[[ Data for this exercise, beginning ]]

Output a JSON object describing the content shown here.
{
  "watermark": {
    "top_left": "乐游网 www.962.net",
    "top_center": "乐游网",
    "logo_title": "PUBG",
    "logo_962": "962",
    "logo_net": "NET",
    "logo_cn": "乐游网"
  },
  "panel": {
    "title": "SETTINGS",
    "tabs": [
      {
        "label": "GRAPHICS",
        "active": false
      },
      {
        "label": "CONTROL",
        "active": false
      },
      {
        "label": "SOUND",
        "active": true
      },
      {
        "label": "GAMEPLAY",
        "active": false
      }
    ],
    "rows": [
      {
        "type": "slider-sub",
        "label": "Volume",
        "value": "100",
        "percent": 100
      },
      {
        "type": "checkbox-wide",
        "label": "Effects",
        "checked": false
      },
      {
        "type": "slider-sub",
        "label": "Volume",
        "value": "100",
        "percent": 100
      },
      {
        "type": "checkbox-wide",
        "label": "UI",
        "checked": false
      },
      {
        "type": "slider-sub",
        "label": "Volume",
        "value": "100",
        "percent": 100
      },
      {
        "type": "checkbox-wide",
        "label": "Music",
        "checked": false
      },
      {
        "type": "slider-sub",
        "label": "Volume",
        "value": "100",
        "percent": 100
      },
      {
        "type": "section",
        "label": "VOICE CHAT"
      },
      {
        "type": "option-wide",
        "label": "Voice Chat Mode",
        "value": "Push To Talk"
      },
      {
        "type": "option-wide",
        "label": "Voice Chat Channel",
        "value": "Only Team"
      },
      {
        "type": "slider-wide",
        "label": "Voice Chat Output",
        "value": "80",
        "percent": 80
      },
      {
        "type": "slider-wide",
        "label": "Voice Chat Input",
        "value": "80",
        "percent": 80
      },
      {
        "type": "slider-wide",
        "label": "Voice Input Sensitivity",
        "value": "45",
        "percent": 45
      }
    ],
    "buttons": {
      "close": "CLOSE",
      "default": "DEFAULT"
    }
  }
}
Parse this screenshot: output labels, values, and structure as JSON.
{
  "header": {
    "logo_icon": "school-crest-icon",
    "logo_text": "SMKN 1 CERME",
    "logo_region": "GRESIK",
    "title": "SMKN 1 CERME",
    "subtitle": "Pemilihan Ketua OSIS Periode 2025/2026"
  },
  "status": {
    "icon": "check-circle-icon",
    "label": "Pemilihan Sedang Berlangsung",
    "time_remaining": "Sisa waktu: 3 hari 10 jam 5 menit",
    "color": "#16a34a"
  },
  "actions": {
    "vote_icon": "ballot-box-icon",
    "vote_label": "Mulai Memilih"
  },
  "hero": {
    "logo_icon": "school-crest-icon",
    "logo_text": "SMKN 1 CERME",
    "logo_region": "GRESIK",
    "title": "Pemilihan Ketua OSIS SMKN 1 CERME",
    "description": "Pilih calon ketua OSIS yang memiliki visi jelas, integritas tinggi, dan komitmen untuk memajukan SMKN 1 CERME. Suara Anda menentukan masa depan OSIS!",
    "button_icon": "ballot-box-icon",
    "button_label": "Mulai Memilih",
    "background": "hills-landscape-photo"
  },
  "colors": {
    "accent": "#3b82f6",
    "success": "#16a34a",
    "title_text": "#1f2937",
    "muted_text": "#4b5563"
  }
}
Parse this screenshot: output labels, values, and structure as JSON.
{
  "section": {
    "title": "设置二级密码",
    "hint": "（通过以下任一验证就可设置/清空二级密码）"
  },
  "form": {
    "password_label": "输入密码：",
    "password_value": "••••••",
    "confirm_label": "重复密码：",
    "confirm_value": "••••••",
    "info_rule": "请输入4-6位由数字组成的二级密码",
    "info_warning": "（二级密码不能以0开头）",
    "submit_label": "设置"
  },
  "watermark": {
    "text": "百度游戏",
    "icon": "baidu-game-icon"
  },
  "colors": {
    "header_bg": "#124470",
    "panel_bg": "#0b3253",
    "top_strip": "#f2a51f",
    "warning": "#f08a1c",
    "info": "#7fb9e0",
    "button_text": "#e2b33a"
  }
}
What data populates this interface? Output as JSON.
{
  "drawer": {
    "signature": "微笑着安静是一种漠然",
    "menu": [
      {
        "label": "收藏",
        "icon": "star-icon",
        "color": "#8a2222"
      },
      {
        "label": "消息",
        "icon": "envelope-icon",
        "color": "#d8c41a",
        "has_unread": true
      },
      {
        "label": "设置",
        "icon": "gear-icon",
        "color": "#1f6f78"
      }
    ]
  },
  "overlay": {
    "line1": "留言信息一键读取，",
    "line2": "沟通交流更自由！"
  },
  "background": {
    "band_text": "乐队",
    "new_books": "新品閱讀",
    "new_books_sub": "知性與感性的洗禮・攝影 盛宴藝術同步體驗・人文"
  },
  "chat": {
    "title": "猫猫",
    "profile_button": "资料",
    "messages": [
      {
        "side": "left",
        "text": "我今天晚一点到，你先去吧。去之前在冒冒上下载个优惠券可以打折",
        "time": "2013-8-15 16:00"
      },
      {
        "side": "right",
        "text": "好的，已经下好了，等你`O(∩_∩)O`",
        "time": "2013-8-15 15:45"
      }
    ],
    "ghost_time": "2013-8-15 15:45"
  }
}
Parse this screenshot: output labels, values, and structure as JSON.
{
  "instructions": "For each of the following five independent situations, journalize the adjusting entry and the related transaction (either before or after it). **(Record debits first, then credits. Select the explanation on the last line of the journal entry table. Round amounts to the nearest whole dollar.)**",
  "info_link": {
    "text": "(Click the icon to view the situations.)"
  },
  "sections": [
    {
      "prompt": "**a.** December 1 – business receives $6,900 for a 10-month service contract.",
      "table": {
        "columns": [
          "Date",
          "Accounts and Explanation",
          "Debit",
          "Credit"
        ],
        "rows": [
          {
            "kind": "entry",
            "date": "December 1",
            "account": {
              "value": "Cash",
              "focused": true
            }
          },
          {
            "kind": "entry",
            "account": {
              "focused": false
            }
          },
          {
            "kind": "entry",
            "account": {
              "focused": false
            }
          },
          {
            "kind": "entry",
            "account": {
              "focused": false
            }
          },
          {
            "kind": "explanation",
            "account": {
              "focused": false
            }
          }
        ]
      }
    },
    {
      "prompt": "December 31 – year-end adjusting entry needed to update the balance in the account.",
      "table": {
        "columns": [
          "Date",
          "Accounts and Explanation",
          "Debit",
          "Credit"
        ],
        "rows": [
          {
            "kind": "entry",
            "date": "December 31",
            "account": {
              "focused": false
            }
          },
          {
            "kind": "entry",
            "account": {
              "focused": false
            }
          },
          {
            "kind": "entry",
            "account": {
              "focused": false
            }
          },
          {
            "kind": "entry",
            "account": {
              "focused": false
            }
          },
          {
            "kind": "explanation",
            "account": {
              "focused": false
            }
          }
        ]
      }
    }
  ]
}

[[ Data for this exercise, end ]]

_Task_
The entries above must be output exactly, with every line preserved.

_Written answer_
Output a JSON object describing the content shown here.
{
  "watermark": {
    "top_left": "乐游网 www.962.net",
    "top_center": "乐游网",
    "logo_title": "PUBG",
    "logo_962": "962",
    "logo_net": "NET",
    "logo_cn": "乐游网"
  },
  "panel": {
    "title": "SETTINGS",
    "tabs": [
      {
        "label": "GRAPHICS",
        "active": false
      },
      {
        "label": "CONTROL",
        "active": false
      },
      {
        "label": "SOUND",
        "active": true
      },
      {
        "label": "GAMEPLAY",
        "active": false
      }
    ],
    "rows": [
      {
        "type": "slider-sub",
        "label": "Volume",
        "value": "100",
        "percent": 100
      },
      {
        "type": "checkbox-wide",
        "label": "Effects",
        "checked": false
      },
      {
        "type": "slider-sub",
        "label": "Volume",
        "value": "100",
        "percent": 100
      },
      {
        "type": "checkbox-wide",
        "label": "UI",
        "checked": false
      },
      {
        "type": "slider-sub",
        "label": "Volume",
        "value": "100",
        "percent": 100
      },
      {
        "type": "checkbox-wide",
        "label": "Music",
        "checked": false
      },
      {
        "type": "slider-sub",
        "label": "Volume",
        "value": "100",
        "percent": 100
      },
      {
        "type": "section",
        "label": "VOICE CHAT"
      },
      {
        "type": "option-wide",
        "label": "Voice Chat Mode",
        "value": "Push To Talk"
      },
      {
        "type": "option-wide",
        "label": "Voice Chat Channel",
        "value": "Only Team"
      },
      {
        "type": "slider-wide",
        "label": "Voice Chat Output",
        "value": "80",
        "percent": 80
      },
      {
        "type": "slider-wide",
        "label": "Voice Chat Input",
        "value": "80",
        "percent": 80
      },
      {
        "type": "slider-wide",
        "label": "Voice Input Sensitivity",
        "value": "45",
        "percent": 45
      }
    ],
    "buttons": {
      "close": "CLOSE",
      "default": "DEFAULT"
    }
  }
}
Parse this screenshot: output labels, values, and structure as JSON.
{
  "header": {
    "logo_icon": "school-crest-icon",
    "logo_text": "SMKN 1 CERME",
    "logo_region": "GRESIK",
    "title": "SMKN 1 CERME",
    "subtitle": "Pemilihan Ketua OSIS Periode 2025/2026"
  },
  "status": {
    "icon": "check-circle-icon",
    "label": "Pemilihan Sedang Berlangsung",
    "time_remaining": "Sisa waktu: 3 hari 10 jam 5 menit",
    "color": "#16a34a"
  },
  "actions": {
    "vote_icon": "ballot-box-icon",
    "vote_label": "Mulai Memilih"
  },
  "hero": {
    "logo_icon": "school-crest-icon",
    "logo_text": "SMKN 1 CERME",
    "logo_region": "GRESIK",
    "title": "Pemilihan Ketua OSIS SMKN 1 CERME",
    "description": "Pilih calon ketua OSIS yang memiliki visi jelas, integritas tinggi, dan komitmen untuk memajukan SMKN 1 CERME. Suara Anda menentukan masa depan OSIS!",
    "button_icon": "ballot-box-icon",
    "button_label": "Mulai Memilih",
    "background": "hills-landscape-photo"
  },
  "colors": {
    "accent": "#3b82f6",
    "success": "#16a34a",
    "title_text": "#1f2937",
    "muted_text": "#4b5563"
  }
}
Parse this screenshot: output labels, values, and structure as JSON.
{
  "section": {
    "title": "设置二级密码",
    "hint": "（通过以下任一验证就可设置/清空二级密码）"
  },
  "form": {
    "password_label": "输入密码：",
    "password_value": "••••••",
    "confirm_label": "重复密码：",
    "confirm_value": "••••••",
    "info_rule": "请输入4-6位由数字组成的二级密码",
    "info_warning": "（二级密码不能以0开头）",
    "submit_label": "设置"
  },
  "watermark": {
    "text": "百度游戏",
    "icon": "baidu-game-icon"
  },
  "colors": {
    "header_bg": "#124470",
    "panel_bg": "#0b3253",
    "top_strip": "#f2a51f",
    "warning": "#f08a1c",
    "info": "#7fb9e0",
    "button_text": "#e2b33a"
  }
}
What data populates this interface? Output as JSON.
{
  "drawer": {
    "signature": "微笑着安静是一种漠然",
    "menu": [
      {
        "label": "收藏",
        "icon": "star-icon",
        "color": "#8a2222"
      },
      {
        "label": "消息",
        "icon": "envelope-icon",
        "color": "#d8c41a",
        "has_unread": true
      },
      {
        "label": "设置",
        "icon": "gear-icon",
        "color": "#1f6f78"
      }
    ]
  },
  "overlay": {
    "line1": "留言信息一键读取，",
    "line2": "沟通交流更自由！"
  },
  "background": {
    "band_text": "乐队",
    "new_books": "新品閱讀",
    "new_books_sub": "知性與感性的洗禮・攝影 盛宴藝術同步體驗・人文"
  },
  "chat": {
    "title": "猫猫",
    "profile_button": "资料",
    "messages": [
      {
        "side": "left",
        "text": "我今天晚一点到，你先去吧。去之前在冒冒上下载个优惠券可以打折",
        "time": "2013-8-15 16:00"
      },
      {
        "side": "right",
        "text": "好的，已经下好了，等你`O(∩_∩)O`",
        "time": "2013-8-15 15:45"
      }
    ],
    "ghost_time": "2013-8-15 15:45"
  }
}
Parse this screenshot: output labels, values, and structure as JSON.
{
  "instructions": "For each of the following five independent situations, journalize the adjusting entry and the related transaction (either before or after it). **(Record debits first, then credits. Select the explanation on the last line of the journal entry table. Round amounts to the nearest whole dollar.)**",
  "info_link": {
    "text": "(Click the icon to view the situations.)"
  },
  "sections": [
    {
      "prompt": "**a.** December 1 – business receives $6,900 for a 10-month service contract.",
      "table": {
        "columns": [
          "Date",
          "Accounts and Explanation",
          "Debit",
          "Credit"
        ],
        "rows": [
          {
            "kind": "entry",
            "date": "December 1",
            "account": {
              "value": "Cash",
              "focused": true
            }
          },
          {
            "kind": "entry",
            "account": {
              "focused": false
            }
          },
          {
            "kind": "entry",
            "account": {
              "focused": false
            }
          },
          {
            "kind": "entry",
            "account": {
              "focused": false
            }
          },
          {
            "kind": "explanation",
            "account": {
              "focused": false
            }
          }
        ]
      }
    },
    {
      "prompt": "December 31 – year-end adjusting entry needed to update the balance in the account.",
      "table": {
        "columns": [
          "Date",
          "Accounts and Explanation",
          "Debit",
          "Credit"
        ],
        "rows": [
          {
            "kind": "entry",
            "date": "December 31",
            "account": {
              "focused": false
            }
          },
          {
            "kind": "entry",
            "account": {
              "focused": false
            }
          },
          {
            "kind": "entry",
            "account": {
              "focused": false
            }
          },
          {
            "kind": "entry",
            "account": {
              "focused": false
            }
          },
          {
            "kind": "explanation",
            "account": {
              "focused": false
            }
          }
        ]
      }
    }
  ]
}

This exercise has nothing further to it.